[Entries from a dataset of interfaces]
◆ ◆ ◆ ◆ ◆ ◆ ◆
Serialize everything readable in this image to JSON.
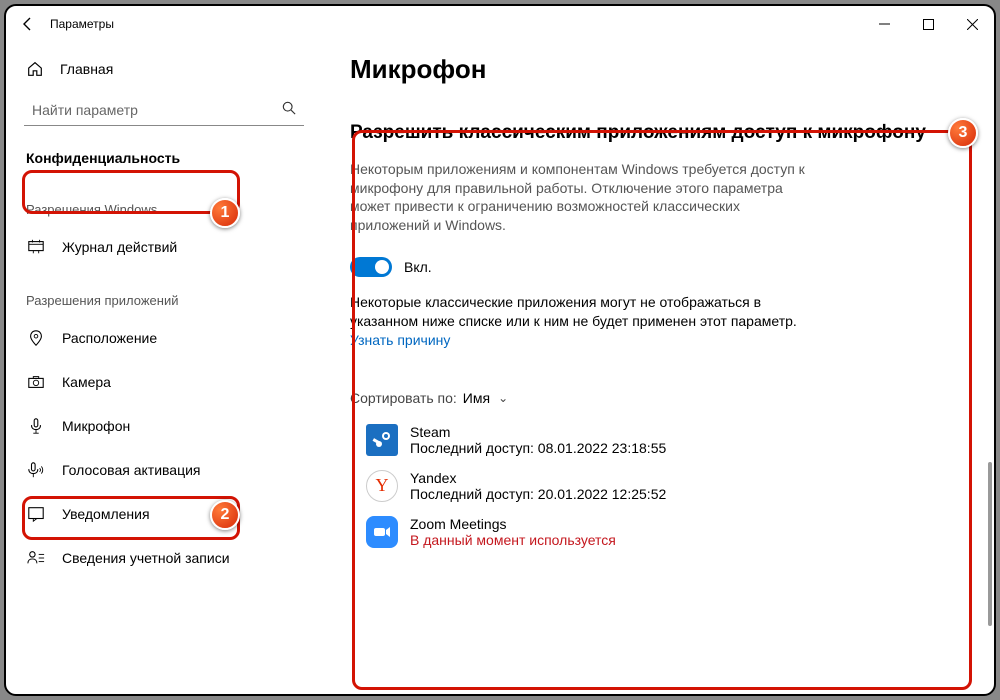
{
  "window": {
    "title": "Параметры"
  },
  "sidebar": {
    "home": "Главная",
    "search_placeholder": "Найти параметр",
    "category": "Конфиденциальность",
    "section_windows": "Разрешения Windows",
    "item_activity": "Журнал действий",
    "section_apps": "Разрешения приложений",
    "item_location": "Расположение",
    "item_camera": "Камера",
    "item_microphone": "Микрофон",
    "item_voice": "Голосовая активация",
    "item_notifications": "Уведомления",
    "item_account": "Сведения учетной записи"
  },
  "main": {
    "h1": "Микрофон",
    "h2": "Разрешить классическим приложениям доступ к микрофону",
    "desc": "Некоторым приложениям и компонентам Windows требуется доступ к микрофону для правильной работы. Отключение этого параметра может привести к ограничению возможностей классических приложений и Windows.",
    "toggle_label": "Вкл.",
    "note_text": "Некоторые классические приложения могут не отображаться в указанном ниже списке или к ним не будет применен этот параметр. ",
    "note_link": "Узнать причину",
    "sort_label": "Сортировать по:",
    "sort_value": "Имя",
    "apps": [
      {
        "name": "Steam",
        "status": "Последний доступ: 08.01.2022 23:18:55",
        "inuse": false,
        "icon": "steam"
      },
      {
        "name": "Yandex",
        "status": "Последний доступ: 20.01.2022 12:25:52",
        "inuse": false,
        "icon": "yandex"
      },
      {
        "name": "Zoom Meetings",
        "status": "В данный момент используется",
        "inuse": true,
        "icon": "zoom"
      }
    ]
  },
  "badges": {
    "b1": "1",
    "b2": "2",
    "b3": "3"
  }
}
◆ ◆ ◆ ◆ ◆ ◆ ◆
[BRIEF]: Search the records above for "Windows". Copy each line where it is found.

[RESULT FOR THIS EXERCISE]:
    "section_windows": "Разрешения Windows",
    "desc": "Некоторым приложениям и компонентам Windows требуется доступ к микрофону для правильной работы. Отключение этого параметра может привести к ограничению возможностей классических приложений и Windows.",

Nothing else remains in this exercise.